From Green Bay, Wisconsin, she lives in the Houston area with her husband of more than 40 years, Keith. On Twitter, she wrote, “I love Jesus. I love Scripture. I like people. I like diversity. My interactions and follows do not equal endorsements or reflections of doctrinal alignment.”

On October 18, 2019, she wrote:

“Succinctly put but tragically less artful,

‘Job, are you God? Have you been doing My job all this time? Did I miss something here?’

I’ll not belabor this thread. This is the kind of thing you leave hanging in the air, the Maker of Heaven & Earth questioning man,

Are you Me?”

Reaction on Twitter Was Swift & Harsh

Debate exploded on Twitter after the MacArthur comment. Here’s a sampling of people who were opposed to what MacArthur said:

“Well, @johnmacarthur, thanks for being the last straw for my husband. After watching you as a leader speak so arrogantly ungodly about a fellow believer, he said he will never listen to another pastor preach. He’s tired of being manipulated by hypocrites using scripture.”

“The host says, ‘Beth Moore.’ And a man who is supposed to be a model of biblical manhood and spiritual leadership responds, ‘Go home!’ And a room full of men laugh. This is sad. It’s unbiblical. But it’s the fruit of arrogance.”

“I just listened to the audio. I am grieved. We will always have to navigate disagreement in the body of Christ, but these men set up their sister in Christ as a punchline. This is not leadership. It is mockery, and it is arrogance. Jesus is not in it. Jesus is nowhere near it.”

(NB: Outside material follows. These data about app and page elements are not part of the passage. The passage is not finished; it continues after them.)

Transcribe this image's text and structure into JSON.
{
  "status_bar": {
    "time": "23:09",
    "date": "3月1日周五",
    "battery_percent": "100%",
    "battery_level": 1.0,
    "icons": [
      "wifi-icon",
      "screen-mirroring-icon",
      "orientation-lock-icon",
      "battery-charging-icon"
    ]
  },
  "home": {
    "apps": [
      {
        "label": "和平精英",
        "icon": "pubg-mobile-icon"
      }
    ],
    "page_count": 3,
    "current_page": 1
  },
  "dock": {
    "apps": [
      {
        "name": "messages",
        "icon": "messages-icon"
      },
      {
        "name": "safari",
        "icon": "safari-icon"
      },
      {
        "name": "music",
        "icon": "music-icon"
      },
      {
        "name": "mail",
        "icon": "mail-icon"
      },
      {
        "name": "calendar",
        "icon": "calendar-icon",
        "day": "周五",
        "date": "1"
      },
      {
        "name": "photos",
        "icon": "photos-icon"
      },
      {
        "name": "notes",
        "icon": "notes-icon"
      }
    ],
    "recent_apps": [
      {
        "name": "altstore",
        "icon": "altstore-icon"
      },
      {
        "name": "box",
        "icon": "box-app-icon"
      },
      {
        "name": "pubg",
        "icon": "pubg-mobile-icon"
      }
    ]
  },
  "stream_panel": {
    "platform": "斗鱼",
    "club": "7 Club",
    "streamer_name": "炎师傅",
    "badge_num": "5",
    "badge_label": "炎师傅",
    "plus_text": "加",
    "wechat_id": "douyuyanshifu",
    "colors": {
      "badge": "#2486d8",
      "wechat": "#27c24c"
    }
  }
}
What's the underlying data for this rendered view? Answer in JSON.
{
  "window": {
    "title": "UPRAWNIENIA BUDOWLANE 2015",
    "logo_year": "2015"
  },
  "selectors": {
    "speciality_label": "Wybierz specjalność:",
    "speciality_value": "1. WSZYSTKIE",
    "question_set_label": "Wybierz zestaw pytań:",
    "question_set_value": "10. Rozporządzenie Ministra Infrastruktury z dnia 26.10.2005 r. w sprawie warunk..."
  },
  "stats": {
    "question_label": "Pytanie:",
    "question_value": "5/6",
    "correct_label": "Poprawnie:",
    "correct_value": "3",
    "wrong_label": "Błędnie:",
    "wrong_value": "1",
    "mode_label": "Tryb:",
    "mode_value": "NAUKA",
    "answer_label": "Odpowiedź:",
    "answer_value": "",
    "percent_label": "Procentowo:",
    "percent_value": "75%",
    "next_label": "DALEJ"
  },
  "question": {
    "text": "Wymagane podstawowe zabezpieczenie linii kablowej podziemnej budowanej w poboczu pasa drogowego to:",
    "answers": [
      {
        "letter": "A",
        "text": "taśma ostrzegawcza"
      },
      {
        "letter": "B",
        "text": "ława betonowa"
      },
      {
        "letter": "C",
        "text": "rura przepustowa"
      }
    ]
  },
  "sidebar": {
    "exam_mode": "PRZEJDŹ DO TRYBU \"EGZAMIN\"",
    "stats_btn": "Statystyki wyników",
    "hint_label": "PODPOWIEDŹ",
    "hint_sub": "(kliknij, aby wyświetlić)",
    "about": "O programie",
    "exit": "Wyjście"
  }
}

Author Stephanie Tait: “I’m heartbroken, angry, and honestly just exhausted. The outright misogyny of the evangelical church has produced so much rotten fruit, and THIS is the undeniable root of the sexual abuse crisis in its pews. I’ll keep preaching, but this still hurts.”

“To be clear, the problem here is the derisive, divisive manner in which MacArthur & others carry themselves. This is devastatingly dismissive of the inherent dignity, value and self-worth of women, particularly of @BethMooreLPM.”

However, other people defended MacArthur:

“Many are offended that John MacArthur told Beth Moore to ‘Go home!’ God tells all women to go home, ie. be keepers at home. This should offend none of us!”

“I’m sure that everyone who’s criticizing John MacArthur for being disrespectful toward Beth Moore will be just as indignant the next time Beth Moore calls a man a sexist for the sin of quoting Ephesians.”

“If you believe John MacArthur was wrong for telling Beth Moore to go home then you don’t believe all the scriptures. Women are not suppose to preach. Beth has been rebuked countless times and she refuses to heed the call of the Baptist Faith message. Maybe you can go home now.”

“I agree with John MacArthur on Beth Moore. She talks very smooth and very convincingly.. But just because she can, doesn’t mean she should. She is quietly trying to introduce the SJW movement into the church.. which is deadly.”

Concluded one woman on Twitter: “I think John MacArthur should disagree more lovingly. I think Beth Moore should clarify her positions so the lines aren’t muddied or misunderstood. I think everyone should be nice. I think Twitter sucks.”

“Wherever you may fall on the John MacArthur/Beth Moore debate, Macarthurs response was ungracious and arrogant. If he really considers Moore to be in error, the Christlike response would be ‘Come home’ not ‘go home,'” a man wrote.